We crossed the check post and started climbing a hill. Suddenly, the area looked
abandoned and the road turned into gravel. There were trees, rocks and sand all around. No sight of any cars or people. The guard told us that we were actually driving on the Stilwell Road. I had seen the ‘snakish’ aerial view of the road and now I found myself actually driving on it. I was excited. We were on the Stilwell road; we had Assam Rifles soldiers escorting us and we were driving towards Burma! About half an hour later, the soldiers asked us to stop the car and walk. We were close to the border and the guards didn’t want to surprise the Burmese guards as they wouldn’t be expecting anyone from India today. We walked for a few minutes and saw a board which pointed to India in our direction and to Myanmar ahead of us. We realized that Myanmar lay a few metres ahead of us. The border post was still a few kms away but we crossed the sign and stepped on Myanmar soil!
The guards asked us to stay there while they went further to survey the area. We spent
our time clicking pictures of the sign feeling very excited to stand on Burmese soil. The guards returned after a few minutes and looked a bit concerned. They had received a wireless message to not go further and we were told sternly that this is farthest we could travel to today and that now we should head back. We insisted that we want to just catch a glimpse of the Lake of No Return, but it’s not easy to melt the heart of a soldier guard the International Boundary of India.
We respected their decision and started driving back towards Tinsukia loaded with the knowledge that we could always come back on the India day to see the market on the Myanmar side and to look at the Lake of No Return.

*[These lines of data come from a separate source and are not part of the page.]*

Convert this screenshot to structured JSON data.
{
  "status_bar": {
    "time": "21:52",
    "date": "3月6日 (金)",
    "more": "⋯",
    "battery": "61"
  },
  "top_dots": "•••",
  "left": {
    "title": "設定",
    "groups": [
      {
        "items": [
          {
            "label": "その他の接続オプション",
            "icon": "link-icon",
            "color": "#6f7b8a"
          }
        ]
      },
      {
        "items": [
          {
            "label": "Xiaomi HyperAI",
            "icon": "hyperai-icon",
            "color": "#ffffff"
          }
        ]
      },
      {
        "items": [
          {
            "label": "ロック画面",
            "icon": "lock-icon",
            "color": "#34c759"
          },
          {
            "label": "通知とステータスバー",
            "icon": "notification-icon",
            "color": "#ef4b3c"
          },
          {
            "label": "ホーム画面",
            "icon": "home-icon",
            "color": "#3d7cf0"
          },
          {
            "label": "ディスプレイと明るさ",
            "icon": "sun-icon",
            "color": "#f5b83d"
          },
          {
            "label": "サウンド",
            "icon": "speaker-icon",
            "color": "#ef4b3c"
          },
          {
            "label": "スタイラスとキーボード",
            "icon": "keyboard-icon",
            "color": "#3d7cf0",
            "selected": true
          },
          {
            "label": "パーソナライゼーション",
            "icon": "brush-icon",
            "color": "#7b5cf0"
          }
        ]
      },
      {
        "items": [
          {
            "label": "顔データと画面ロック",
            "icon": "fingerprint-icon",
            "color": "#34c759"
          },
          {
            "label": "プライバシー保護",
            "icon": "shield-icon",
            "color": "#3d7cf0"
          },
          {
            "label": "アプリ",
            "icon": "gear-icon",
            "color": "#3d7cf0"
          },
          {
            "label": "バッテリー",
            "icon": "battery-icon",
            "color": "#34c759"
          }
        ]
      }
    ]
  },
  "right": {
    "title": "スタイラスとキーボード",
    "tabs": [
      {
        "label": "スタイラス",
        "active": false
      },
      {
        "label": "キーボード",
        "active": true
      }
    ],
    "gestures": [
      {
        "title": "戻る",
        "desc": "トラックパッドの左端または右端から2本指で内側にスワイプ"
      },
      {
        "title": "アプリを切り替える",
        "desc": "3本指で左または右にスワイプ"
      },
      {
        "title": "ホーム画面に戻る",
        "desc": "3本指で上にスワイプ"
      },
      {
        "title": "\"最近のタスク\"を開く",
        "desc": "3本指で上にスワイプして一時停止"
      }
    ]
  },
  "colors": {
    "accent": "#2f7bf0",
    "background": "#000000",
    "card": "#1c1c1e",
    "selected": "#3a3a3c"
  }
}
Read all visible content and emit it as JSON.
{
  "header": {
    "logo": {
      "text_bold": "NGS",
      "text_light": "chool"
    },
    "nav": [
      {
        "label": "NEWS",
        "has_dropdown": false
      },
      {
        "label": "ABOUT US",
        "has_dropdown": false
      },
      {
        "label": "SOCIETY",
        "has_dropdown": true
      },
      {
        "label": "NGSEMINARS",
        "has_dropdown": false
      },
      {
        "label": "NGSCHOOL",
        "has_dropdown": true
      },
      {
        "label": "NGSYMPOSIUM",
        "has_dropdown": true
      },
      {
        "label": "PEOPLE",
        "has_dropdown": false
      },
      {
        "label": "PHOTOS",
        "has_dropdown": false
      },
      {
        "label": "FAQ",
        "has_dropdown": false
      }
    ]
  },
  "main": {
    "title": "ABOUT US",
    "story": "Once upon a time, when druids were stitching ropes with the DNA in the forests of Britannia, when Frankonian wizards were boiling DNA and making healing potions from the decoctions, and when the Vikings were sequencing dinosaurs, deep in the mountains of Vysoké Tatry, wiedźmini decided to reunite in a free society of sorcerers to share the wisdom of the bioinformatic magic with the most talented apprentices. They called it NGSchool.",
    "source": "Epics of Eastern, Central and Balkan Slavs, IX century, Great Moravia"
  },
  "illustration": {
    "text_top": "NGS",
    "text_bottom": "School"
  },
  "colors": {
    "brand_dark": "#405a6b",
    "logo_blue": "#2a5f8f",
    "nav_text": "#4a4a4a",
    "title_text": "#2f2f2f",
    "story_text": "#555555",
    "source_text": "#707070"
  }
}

It was a fantastic day. I only saw the tip of this North-Eastern iceberg and needless to say, I will be returning again. We were lucky today to have been able to drive so far in the east towards the India-Myanmar border. We didn’t see the lake and we returned home safely. But will we be lucky enough to return when we finally get a chance to visit the Lake of No Return?